## ASSIGNED TASK
When a line of the entries contains "this", please list that line.

........

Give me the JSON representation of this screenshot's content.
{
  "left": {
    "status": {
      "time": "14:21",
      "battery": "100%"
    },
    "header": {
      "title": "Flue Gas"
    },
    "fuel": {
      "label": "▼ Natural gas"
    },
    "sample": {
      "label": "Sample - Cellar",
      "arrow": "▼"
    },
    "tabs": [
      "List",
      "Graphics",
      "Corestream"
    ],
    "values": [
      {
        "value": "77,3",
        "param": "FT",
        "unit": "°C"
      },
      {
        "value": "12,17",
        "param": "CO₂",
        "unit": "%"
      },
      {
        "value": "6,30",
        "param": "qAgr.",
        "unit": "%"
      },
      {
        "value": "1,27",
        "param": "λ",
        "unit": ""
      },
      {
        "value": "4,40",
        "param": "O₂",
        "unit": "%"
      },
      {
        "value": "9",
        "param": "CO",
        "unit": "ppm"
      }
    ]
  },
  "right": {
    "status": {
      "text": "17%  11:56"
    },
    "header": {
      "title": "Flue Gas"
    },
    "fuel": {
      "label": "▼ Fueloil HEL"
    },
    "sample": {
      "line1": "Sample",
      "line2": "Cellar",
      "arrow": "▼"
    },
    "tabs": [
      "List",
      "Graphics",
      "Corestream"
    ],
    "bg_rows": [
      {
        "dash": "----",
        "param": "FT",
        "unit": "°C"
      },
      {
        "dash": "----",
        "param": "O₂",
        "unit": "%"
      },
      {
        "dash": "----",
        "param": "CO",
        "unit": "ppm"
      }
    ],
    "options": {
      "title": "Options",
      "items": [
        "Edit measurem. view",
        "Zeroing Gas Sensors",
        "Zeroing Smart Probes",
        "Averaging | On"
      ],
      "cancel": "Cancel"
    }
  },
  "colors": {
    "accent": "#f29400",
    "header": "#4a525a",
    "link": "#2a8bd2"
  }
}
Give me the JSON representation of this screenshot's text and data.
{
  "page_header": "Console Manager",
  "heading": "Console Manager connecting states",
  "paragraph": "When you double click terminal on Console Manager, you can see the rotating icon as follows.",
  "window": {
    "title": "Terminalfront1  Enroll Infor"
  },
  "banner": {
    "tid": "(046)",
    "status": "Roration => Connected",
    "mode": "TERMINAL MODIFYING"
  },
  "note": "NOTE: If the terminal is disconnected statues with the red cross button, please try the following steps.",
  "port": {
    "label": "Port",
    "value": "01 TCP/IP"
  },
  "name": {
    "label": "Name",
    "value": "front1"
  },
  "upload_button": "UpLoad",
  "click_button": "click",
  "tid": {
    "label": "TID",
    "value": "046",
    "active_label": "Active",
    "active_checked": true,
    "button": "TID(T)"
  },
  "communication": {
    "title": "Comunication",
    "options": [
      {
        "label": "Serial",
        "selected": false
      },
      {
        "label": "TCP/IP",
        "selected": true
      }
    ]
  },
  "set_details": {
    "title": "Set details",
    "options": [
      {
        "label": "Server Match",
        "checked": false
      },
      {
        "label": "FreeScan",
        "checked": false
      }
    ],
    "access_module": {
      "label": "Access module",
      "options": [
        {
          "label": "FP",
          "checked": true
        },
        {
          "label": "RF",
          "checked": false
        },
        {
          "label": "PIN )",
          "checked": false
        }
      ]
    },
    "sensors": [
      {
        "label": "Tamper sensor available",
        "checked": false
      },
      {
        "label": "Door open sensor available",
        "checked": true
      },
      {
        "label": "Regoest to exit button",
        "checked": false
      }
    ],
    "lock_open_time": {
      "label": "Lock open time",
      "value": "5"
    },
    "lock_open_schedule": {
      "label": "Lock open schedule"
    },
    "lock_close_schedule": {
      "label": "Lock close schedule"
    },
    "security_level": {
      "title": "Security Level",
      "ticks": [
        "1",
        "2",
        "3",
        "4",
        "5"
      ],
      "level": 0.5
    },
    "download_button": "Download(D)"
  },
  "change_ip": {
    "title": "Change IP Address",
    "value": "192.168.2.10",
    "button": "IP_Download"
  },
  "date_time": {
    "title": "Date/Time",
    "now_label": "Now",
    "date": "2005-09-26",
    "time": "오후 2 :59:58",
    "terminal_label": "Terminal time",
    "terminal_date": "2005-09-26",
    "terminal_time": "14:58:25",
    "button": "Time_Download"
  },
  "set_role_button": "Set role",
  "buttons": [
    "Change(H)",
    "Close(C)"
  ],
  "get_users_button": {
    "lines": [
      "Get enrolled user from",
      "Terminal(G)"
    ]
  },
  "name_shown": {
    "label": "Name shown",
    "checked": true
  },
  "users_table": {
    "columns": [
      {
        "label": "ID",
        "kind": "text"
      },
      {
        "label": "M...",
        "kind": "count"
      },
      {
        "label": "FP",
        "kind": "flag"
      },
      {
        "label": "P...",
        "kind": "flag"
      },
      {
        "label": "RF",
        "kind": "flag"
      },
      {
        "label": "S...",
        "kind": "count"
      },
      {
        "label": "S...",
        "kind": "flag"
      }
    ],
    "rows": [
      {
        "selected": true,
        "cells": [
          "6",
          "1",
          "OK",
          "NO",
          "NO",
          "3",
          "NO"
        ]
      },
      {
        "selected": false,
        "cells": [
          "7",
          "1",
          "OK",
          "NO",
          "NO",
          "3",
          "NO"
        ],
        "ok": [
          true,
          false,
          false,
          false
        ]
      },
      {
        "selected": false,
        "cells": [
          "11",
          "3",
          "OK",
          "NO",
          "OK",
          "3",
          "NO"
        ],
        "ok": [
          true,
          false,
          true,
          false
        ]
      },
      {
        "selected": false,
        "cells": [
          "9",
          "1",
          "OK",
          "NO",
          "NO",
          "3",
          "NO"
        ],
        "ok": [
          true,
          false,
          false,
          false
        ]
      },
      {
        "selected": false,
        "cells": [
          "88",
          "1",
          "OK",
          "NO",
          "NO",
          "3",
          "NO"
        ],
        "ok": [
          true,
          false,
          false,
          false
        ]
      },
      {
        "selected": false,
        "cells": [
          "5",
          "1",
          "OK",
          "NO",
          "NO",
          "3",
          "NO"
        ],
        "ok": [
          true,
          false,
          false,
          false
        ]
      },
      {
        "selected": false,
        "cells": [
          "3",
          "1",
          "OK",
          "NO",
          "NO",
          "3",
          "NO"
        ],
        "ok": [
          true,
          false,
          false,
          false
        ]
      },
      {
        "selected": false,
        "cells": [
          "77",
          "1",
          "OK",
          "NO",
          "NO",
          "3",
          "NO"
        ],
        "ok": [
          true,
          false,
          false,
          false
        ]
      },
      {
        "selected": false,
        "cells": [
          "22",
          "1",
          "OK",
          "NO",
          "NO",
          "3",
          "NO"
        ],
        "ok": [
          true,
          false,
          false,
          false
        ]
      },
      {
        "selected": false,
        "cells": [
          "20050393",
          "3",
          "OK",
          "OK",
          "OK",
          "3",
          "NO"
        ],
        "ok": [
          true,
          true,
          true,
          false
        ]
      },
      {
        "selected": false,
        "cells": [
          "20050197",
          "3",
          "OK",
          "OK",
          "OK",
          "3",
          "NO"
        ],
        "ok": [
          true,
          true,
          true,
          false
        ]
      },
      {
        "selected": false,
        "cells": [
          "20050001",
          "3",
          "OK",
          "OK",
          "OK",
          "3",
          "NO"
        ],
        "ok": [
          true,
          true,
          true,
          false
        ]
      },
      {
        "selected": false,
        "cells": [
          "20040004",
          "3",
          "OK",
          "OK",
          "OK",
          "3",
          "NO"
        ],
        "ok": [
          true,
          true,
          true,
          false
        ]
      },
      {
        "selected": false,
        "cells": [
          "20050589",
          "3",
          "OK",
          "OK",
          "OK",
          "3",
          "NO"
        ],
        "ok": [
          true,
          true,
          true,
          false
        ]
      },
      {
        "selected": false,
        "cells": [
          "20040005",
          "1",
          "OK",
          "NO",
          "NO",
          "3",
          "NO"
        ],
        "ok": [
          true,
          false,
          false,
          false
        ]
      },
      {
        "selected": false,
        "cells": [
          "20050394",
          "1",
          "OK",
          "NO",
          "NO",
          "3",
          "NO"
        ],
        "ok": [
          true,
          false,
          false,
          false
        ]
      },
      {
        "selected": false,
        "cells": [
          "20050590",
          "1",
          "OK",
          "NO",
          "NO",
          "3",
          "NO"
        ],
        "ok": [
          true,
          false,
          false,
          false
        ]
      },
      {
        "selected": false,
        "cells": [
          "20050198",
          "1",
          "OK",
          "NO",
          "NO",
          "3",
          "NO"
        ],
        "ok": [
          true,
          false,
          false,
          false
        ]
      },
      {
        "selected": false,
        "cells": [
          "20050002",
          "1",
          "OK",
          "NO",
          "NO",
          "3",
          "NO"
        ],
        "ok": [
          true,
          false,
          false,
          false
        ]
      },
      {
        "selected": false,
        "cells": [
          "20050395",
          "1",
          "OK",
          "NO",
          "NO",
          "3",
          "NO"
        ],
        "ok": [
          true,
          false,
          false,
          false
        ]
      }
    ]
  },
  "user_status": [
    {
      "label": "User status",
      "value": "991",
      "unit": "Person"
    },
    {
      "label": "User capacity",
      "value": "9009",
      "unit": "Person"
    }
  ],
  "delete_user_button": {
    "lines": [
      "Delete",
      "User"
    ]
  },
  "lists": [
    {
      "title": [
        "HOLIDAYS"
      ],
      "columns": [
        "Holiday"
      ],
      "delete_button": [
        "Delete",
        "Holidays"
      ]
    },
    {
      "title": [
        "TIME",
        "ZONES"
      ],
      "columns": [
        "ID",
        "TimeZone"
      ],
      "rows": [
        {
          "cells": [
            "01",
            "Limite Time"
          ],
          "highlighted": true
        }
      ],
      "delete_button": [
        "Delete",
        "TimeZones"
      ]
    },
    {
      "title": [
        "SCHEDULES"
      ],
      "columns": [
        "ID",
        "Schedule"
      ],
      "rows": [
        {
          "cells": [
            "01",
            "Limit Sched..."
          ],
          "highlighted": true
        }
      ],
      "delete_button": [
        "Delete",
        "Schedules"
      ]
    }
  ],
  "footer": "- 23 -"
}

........

## WRITTEN ANSWER
Give me the JSON representation of this screenshot's content.
Give me the JSON representation of this screenshot's text and data.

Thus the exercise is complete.